**Task details:**
Each line below has to be set down again exactly.

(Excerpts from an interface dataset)

______

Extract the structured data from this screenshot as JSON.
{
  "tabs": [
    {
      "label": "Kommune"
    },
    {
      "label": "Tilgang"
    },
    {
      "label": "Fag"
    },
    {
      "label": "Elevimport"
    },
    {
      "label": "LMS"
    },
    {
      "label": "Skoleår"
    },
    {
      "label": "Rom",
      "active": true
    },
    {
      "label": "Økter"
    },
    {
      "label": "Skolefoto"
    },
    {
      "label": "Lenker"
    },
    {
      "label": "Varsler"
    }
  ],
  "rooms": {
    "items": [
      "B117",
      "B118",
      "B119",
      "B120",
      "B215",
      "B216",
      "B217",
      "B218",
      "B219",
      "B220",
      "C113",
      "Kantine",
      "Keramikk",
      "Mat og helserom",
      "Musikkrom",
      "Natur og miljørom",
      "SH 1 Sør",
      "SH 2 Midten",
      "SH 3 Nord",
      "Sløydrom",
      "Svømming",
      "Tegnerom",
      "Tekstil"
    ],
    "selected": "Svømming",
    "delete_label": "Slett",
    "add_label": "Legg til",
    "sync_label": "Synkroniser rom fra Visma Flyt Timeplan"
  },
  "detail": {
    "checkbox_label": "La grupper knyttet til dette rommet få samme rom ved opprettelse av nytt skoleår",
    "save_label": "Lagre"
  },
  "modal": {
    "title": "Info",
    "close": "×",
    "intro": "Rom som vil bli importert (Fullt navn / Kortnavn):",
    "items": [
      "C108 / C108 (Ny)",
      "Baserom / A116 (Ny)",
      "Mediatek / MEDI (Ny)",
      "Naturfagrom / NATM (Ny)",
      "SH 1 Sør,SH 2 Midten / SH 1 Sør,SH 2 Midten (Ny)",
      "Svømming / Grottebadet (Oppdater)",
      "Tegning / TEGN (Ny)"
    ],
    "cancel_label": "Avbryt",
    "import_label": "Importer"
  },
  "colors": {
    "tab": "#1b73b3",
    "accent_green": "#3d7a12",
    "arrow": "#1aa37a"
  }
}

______

**Output of the task:**
Extract the structured data from this screenshot as JSON.
{
  "tabs": [
    {
      "label": "Kommune"
    },
    {
      "label": "Tilgang"
    },
    {
      "label": "Fag"
    },
    {
      "label": "Elevimport"
    },
    {
      "label": "LMS"
    },
    {
      "label": "Skoleår"
    },
    {
      "label": "Rom",
      "active": true
    },
    {
      "label": "Økter"
    },
    {
      "label": "Skolefoto"
    },
    {
      "label": "Lenker"
    },
    {
      "label": "Varsler"
    }
  ],
  "rooms": {
    "items": [
      "B117",
      "B118",
      "B119",
      "B120",
      "B215",
      "B216",
      "B217",
      "B218",
      "B219",
      "B220",
      "C113",
      "Kantine",
      "Keramikk",
      "Mat og helserom",
      "Musikkrom",
      "Natur og miljørom",
      "SH 1 Sør",
      "SH 2 Midten",
      "SH 3 Nord",
      "Sløydrom",
      "Svømming",
      "Tegnerom",
      "Tekstil"
    ],
    "selected": "Svømming",
    "delete_label": "Slett",
    "add_label": "Legg til",
    "sync_label": "Synkroniser rom fra Visma Flyt Timeplan"
  },
  "detail": {
    "checkbox_label": "La grupper knyttet til dette rommet få samme rom ved opprettelse av nytt skoleår",
    "save_label": "Lagre"
  },
  "modal": {
    "title": "Info",
    "close": "×",
    "intro": "Rom som vil bli importert (Fullt navn / Kortnavn):",
    "items": [
      "C108 / C108 (Ny)",
      "Baserom / A116 (Ny)",
      "Mediatek / MEDI (Ny)",
      "Naturfagrom / NATM (Ny)",
      "SH 1 Sør,SH 2 Midten / SH 1 Sør,SH 2 Midten (Ny)",
      "Svømming / Grottebadet (Oppdater)",
      "Tegning / TEGN (Ny)"
    ],
    "cancel_label": "Avbryt",
    "import_label": "Importer"
  },
  "colors": {
    "tab": "#1b73b3",
    "accent_green": "#3d7a12",
    "arrow": "#1aa37a"
  }
}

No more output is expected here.